- Archived photos on the Muslim Cultures weblog
- The Olive Ream's photos at Over a Mile

- Google Reader, you make my weblog-surfing so much more efficient!
- The Bravia paint ad: So many colors! ROCKING.
- Beautiful poetry by Murtaza Danish [Check Coffee in Times of War]

- Seeing the downside of 'cause celebs'
- For my fellow bookworms: Librarian Avengers [Their weblog description on ReviewMe.com says: Librarians need a blog to avenge their low pay and appalling working conditions. This is that blog. With jokes.]
- flickr photoset: The Vicissitudes of Moi, Moi, Moi

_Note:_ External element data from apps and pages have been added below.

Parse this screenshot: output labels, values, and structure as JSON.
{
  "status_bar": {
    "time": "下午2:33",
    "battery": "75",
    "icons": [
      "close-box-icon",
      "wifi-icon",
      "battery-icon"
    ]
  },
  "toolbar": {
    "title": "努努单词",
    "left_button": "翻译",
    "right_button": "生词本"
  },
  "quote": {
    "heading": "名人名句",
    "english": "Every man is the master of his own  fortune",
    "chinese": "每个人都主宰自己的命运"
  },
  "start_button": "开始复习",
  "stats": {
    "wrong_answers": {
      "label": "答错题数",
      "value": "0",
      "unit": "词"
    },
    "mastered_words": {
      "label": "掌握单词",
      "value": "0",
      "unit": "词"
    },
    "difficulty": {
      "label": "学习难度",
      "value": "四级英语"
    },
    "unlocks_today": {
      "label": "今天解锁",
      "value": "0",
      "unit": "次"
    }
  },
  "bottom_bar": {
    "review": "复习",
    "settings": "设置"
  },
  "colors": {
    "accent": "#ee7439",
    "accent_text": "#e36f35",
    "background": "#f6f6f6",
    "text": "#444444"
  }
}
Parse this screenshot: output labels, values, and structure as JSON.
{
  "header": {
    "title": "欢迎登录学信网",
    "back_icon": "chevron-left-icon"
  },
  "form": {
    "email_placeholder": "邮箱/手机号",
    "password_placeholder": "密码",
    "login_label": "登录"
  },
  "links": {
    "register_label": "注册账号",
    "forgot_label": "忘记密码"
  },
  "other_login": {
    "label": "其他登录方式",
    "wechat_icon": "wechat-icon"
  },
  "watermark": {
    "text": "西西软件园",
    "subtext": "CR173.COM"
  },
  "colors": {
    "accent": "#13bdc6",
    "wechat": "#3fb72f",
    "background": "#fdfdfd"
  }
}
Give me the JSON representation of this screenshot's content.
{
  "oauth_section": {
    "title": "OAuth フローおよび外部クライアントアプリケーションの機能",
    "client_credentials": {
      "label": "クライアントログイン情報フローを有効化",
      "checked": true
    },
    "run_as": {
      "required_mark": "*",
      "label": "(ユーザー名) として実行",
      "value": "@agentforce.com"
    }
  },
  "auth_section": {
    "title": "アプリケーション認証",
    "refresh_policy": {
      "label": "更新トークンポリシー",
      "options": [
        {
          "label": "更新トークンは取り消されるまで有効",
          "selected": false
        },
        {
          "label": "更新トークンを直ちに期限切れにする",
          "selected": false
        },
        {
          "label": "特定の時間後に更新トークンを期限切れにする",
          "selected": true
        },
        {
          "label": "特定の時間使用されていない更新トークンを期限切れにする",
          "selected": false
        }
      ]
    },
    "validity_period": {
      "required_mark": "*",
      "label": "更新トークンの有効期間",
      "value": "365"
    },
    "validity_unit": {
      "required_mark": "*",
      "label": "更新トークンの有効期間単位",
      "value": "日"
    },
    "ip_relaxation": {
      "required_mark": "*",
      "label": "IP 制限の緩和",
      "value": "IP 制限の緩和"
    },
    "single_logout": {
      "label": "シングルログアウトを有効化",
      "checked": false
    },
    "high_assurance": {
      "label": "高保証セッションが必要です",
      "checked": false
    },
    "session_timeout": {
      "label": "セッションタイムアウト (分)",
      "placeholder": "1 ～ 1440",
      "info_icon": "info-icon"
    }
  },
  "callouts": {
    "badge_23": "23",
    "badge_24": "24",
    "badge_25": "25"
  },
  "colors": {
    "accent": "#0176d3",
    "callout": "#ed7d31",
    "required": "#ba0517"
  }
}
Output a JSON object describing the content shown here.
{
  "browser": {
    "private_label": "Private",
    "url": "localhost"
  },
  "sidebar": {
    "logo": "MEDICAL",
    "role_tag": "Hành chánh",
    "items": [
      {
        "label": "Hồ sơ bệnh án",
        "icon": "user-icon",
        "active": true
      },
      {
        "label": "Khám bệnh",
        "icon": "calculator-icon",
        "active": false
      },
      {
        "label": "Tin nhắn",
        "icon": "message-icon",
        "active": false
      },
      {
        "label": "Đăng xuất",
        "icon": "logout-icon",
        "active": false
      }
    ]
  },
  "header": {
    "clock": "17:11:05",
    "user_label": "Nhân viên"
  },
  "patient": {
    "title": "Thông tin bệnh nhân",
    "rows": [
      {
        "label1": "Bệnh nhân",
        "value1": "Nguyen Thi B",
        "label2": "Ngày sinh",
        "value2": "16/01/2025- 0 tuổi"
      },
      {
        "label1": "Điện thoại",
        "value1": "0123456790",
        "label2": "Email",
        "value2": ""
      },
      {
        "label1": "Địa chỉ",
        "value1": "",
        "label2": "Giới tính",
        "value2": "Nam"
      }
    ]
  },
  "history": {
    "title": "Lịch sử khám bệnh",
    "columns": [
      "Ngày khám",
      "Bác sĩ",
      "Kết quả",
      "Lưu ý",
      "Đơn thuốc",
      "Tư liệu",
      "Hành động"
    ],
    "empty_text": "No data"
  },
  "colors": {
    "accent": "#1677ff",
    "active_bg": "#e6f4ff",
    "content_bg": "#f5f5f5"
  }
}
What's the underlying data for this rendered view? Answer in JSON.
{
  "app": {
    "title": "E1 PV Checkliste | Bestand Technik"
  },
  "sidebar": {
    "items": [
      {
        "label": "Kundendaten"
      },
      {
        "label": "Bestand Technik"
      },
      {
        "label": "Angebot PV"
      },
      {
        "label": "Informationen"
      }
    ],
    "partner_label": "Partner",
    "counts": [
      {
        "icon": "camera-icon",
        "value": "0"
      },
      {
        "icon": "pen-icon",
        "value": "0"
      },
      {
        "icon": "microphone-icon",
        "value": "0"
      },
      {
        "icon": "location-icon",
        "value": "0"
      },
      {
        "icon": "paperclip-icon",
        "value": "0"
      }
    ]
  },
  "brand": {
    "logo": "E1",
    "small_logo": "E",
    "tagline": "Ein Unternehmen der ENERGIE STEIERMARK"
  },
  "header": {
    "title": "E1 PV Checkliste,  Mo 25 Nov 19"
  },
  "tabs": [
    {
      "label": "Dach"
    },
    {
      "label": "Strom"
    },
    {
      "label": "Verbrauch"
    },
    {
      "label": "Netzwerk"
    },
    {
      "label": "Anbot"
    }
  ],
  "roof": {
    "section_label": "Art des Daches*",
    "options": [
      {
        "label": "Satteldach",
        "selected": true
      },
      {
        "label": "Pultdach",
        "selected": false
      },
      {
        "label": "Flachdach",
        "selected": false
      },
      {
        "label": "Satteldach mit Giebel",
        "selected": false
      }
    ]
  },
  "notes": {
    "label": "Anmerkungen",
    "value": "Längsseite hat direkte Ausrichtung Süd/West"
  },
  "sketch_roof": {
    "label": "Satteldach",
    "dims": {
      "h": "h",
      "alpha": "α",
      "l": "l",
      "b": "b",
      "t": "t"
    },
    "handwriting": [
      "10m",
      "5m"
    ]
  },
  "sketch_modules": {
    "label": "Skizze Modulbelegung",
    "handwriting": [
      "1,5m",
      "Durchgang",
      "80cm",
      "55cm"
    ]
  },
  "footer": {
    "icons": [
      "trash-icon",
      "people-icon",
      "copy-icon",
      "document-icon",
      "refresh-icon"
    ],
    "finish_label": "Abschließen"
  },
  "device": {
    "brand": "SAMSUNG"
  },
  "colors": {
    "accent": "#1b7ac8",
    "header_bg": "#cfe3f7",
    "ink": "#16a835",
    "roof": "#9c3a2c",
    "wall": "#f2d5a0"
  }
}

- Reading up on Tin-Tin ("billions of bilious blue blistering barnacles!")
- Juan Mann and his "free hugs" campaign
- "We are here": Mission schoolkids urge grownups to set a good example

- Where the hell is Matt?
- I'm Hip, I'm With it! - How To Talk Like Sumana Harihareswara

- Rock, Paper, Scissors: Reffing the RPS state championship is no job for the nervous
- Four Steps to a More Meaningful, Less Commercialized Holiday — with Kids [No, I don't have kids of my own, in case any of you were confused about that]

- One of the most talented people I don't know, though I've seen videos of her performances, years ago while in college: Anna Deavere Smith (1, 2, 3)
[Check out Twilight: Los Angeles, 1992 the play in book format, as well as the film.]

* Some weblog posts I've especially loved reading lately:
- Brimful - most of all, when snowflakes fall and inarticulate speech of the heart
- One Female Canuck - Rules for Life
- HijabMan - Bio Data Construction For Dummies (Men's edition)
- BrooklynBrown - What You Should Do When There Is A Death In Your Friend's Family
- And my favorite: Chai's post entitled Magical Nights, Magical Connections. In all the weeks (months) I attended the Wednesday evening meditations, I was never able to articulate the beauty of it through writing as Chai managed to do so well after the single evening she attended with me last week.